Back after a bit of a break. I’ve not really bought any records lately, what with being an impoverished art student and Christmas coming up and whatnot. Still, a little bundle of joy arrived this morning, so let’s see what we’ve got.
As so often happens when records arrive through the post, I have no idea why I bought this. I’ve never heard of Jim Noir or My Dad Recordings, so I can only assume someone somewhere recommended it to me. Whoever it was, thanks, this is good. Simple songs, pleasantly lo-fi, and, though this could just be my state of mind (I usually start looking forward to Christmas round about the end of August) something slightly festive about it. At any rate, in my rather dark and cold living room with a fast-cooling mug of tea, it warms me right up. You get your money’s worth too, with four full-length songs on a 33rpm that doesn’t sound even remotely awful. I like his voice. Today is off to a good start! (Apart from the threatening letter I got from the library. Don’t lend your card, kids!)
Inventively impractical packaging, and that splatty coloured clear vinyl. On V2, which as an offshoot of Virgin means this is record is worthless, pointless, awful, evil major-label sellout filth. Right kids? Well, no, obviously. There’s imagination and inventiveness here, and a certain something that makes it sort of, err, likeable. You can tell this has been worked on long and hard: someone takes their music seriously without taking themselves seriously. I like it, especially the B-side, and especially that last chord.
Pleasantness seems to be today’s word. This reminds me, oddly, of the kind of thing I remember my mother listening to on Radio 2 when I was a child. The B-side is boring, but I like the sleeve, and it’s nice to see the artist credited.
I don’t like swearing in records, films, or television programmes. There are exceptions of course, Piss Up a Rope or Pulp Fiction wouldn’t work without piles of foul language, but usually it’s just rubbish. Do people think we’ll be shocked? Challenged?
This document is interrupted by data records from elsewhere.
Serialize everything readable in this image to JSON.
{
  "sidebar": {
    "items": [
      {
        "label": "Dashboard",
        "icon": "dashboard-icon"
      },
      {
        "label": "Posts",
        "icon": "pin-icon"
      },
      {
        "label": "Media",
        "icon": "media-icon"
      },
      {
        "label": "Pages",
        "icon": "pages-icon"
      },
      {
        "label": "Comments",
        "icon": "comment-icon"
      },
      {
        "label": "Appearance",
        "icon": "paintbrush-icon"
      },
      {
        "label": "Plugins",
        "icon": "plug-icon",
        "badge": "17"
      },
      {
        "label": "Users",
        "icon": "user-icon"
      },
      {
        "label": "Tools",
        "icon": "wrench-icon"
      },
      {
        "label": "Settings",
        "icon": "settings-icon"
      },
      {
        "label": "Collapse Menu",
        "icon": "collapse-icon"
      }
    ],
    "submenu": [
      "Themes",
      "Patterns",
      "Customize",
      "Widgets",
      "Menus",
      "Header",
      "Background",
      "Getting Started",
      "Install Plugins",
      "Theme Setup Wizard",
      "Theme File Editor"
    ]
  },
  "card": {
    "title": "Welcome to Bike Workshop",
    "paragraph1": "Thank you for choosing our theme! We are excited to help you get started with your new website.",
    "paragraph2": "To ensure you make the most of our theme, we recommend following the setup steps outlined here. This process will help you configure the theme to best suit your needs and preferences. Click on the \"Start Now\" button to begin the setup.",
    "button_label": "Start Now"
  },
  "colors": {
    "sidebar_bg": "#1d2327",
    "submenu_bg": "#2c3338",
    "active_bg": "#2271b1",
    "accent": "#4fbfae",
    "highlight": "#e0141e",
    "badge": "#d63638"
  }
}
I don’t take some kind of swearing hardline, I only object to lazy swearing; a waste of a good profanity when stopping to think of a better word would most likely result in better work. This record has pointless swearing, dull guitar playing, and not an awful lot else. The B-side sounds a bit like the kind of thing Julian Cope did after he stopped making good records but before he lost it altogether. (Somewhere between Jehovakill and Brain Donor, but not counting all that Elizabeth II nonsense.)
Good name, and I believe The Kids like them. I’m now so old and out of touch that I tend not to get along with The Next Big Things. Indeed, the appeal of most of the recent NME poster children perplexes me. This sounds to my ear like middling, quite unremarkable indie. The B-side is better, with rumbling drums and a bit more edge. Yeah, the b-side’s okay, despite being called Heavy Metal. Is heavy metal still going?.
Sounding not unlike the B-side to the last single, but with more stupid 80s styled singing. Not overly keen on this here and now, but it probably works a lot better live, or played loud in a small sweaty room packed full of thin people with their hair in their eyes